I was home in Colorado this past week when the blizzard hit. Blizzards in Colorado aren’t uncommon; usually they contain very little snow, but a bitter, cold, gusty wind. This one, however, it was lots of snow, and that bitter wind. When most of us want to stay curled up inside by the fire, or putting together a puzzle while drinking hot chocolate, or watching bowl football games, livestock producers are taking care of what’s so important to them.
For my family, we run two cattle herds of black and red angus. I didn’t get any pictures of the reds, but just looking at this picture of the black herd can be chilling. Many of you might think this is inhumane, but livestock are created to withstand this type of weather. Even though they have snow on them, they have layers of thick, winter hair, plenty of condition (aka fat) and the protection of hills and windbreaks to keep them warm. These ladies were hungry, even though we fed them just the night before, but eating helps them warm up. The hay we fed will double as feed and bedding. They day after this picture was taken, the sun came out, and the ladies were able to push through the snow to find the nutritious grass and were just as fat and content as they were when this picture was taken.
Many others cared for their livestock throughout this blizzard that affected many states. You can read Janice’s blog, who posted The 2009 Blizzard through Tweets by Two Farmers, where she shares about two producers in Nebraska who tweeted while taking care of their land and livestock. This picture, by one farmer, Debbie, shows how hard the wind was blowing and drifting the snow.

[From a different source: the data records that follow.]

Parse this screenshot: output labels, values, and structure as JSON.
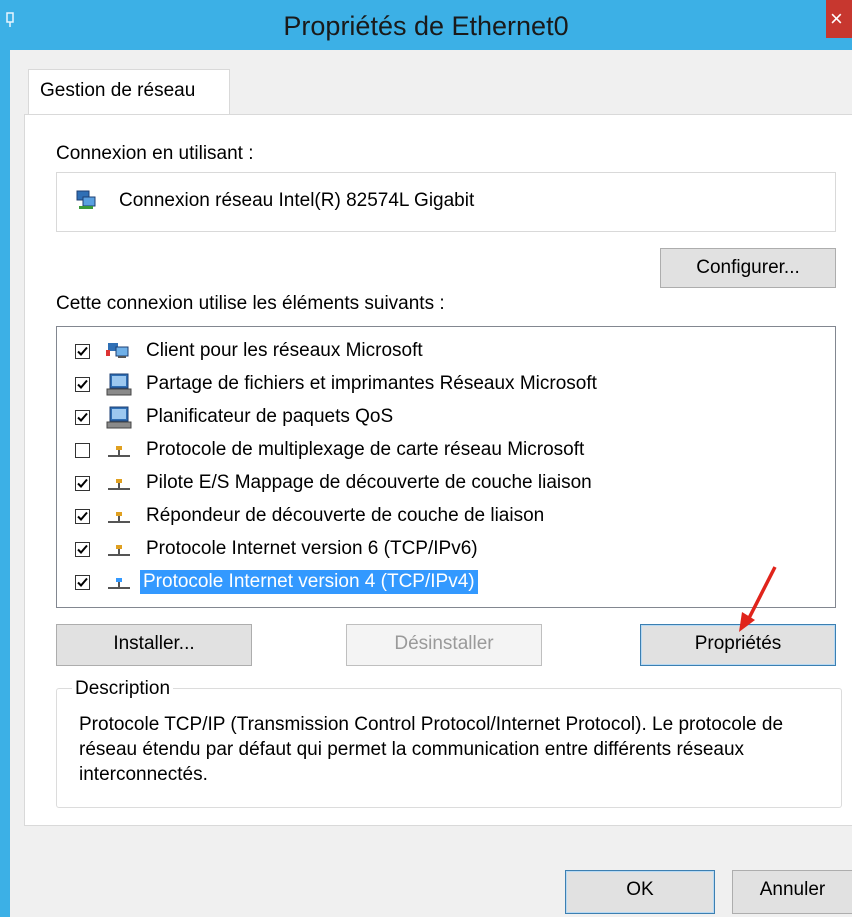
{
  "window": {
    "title": "Propriétés de Ethernet0"
  },
  "tabs": [
    {
      "label": "Gestion de réseau",
      "active": true
    }
  ],
  "connection": {
    "label": "Connexion en utilisant :",
    "adapter_name": "Connexion réseau Intel(R) 82574L Gigabit",
    "configure_label": "Configurer..."
  },
  "components": {
    "label": "Cette connexion utilise les éléments suivants :",
    "items": [
      {
        "label": "Client pour les réseaux Microsoft",
        "checked": true,
        "icon": "network-client-icon"
      },
      {
        "label": "Partage de fichiers et imprimantes Réseaux Microsoft",
        "checked": true,
        "icon": "computer-service-icon"
      },
      {
        "label": "Planificateur de paquets QoS",
        "checked": true,
        "icon": "computer-service-icon"
      },
      {
        "label": "Protocole de multiplexage de carte réseau Microsoft",
        "checked": false,
        "icon": "protocol-icon"
      },
      {
        "label": "Pilote E/S Mappage de découverte de couche liaison",
        "checked": true,
        "icon": "protocol-icon"
      },
      {
        "label": "Répondeur de découverte de couche de liaison",
        "checked": true,
        "icon": "protocol-icon"
      },
      {
        "label": "Protocole Internet version 6 (TCP/IPv6)",
        "checked": true,
        "icon": "protocol-icon"
      },
      {
        "label": "Protocole Internet version 4 (TCP/IPv4)",
        "checked": true,
        "icon": "protocol-icon",
        "selected": true
      }
    ]
  },
  "actions": {
    "install_label": "Installer...",
    "uninstall_label": "Désinstaller",
    "properties_label": "Propriétés"
  },
  "description": {
    "legend": "Description",
    "text": "Protocole TCP/IP (Transmission Control Protocol/Internet Protocol). Le protocole de réseau étendu par défaut qui permet la communication entre différents réseaux interconnectés."
  },
  "footer": {
    "ok_label": "OK",
    "cancel_label": "Annuler"
  },
  "colors": {
    "titlebar": "#3cb0e6",
    "selection": "#3399ff",
    "annotation_arrow": "#e0241b"
  }
}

He was out on Christmas day braving temperatures at 20 below and checking on his cows who sought protection from winds in excess of 30 mph which lasted over 3 days. He even shows a video of his hogs outdoors and spoke for them that without a factory farm, they were not enjoying Christmas when normally they would be in a temperature-controlled, heated barn. You can watch it here.

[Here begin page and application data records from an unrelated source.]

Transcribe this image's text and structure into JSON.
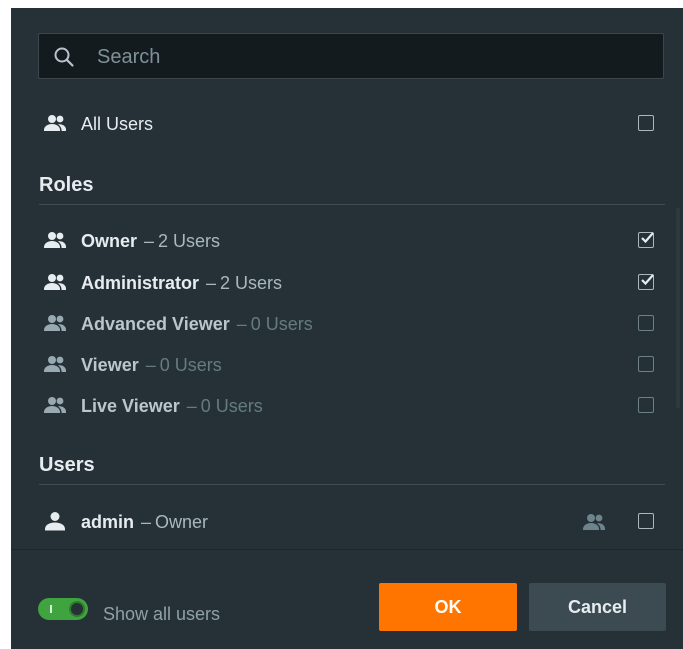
{
  "search": {
    "placeholder": "Search",
    "value": ""
  },
  "all_users": {
    "label": "All Users",
    "checked": false
  },
  "roles": {
    "title": "Roles",
    "items": [
      {
        "name": "Owner",
        "dash": "–",
        "count": "2 Users",
        "checked": true
      },
      {
        "name": "Administrator",
        "dash": "–",
        "count": "2 Users",
        "checked": true
      },
      {
        "name": "Advanced Viewer",
        "dash": "–",
        "count": "0 Users",
        "checked": false
      },
      {
        "name": "Viewer",
        "dash": "–",
        "count": "0 Users",
        "checked": false
      },
      {
        "name": "Live Viewer",
        "dash": "–",
        "count": "0 Users",
        "checked": false
      }
    ]
  },
  "users": {
    "title": "Users",
    "items": [
      {
        "name": "admin",
        "dash": "–",
        "role": "Owner",
        "checked": false
      }
    ]
  },
  "footer": {
    "toggle_label": "Show all users",
    "toggle_on": true,
    "ok_label": "OK",
    "cancel_label": "Cancel"
  },
  "colors": {
    "background": "#263137",
    "accent": "#ff7500",
    "toggle": "#3fa43f"
  },
  "icons": [
    "search-icon",
    "users-group-icon",
    "user-icon",
    "checkbox-checked-icon"
  ]
}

Livestock owners took care of their animals even before celebrating Christmas with their families. They are practicing true animal welfare. What are you doing to practice animal welfare? Share your story with others, especially those who want to destroy this industry.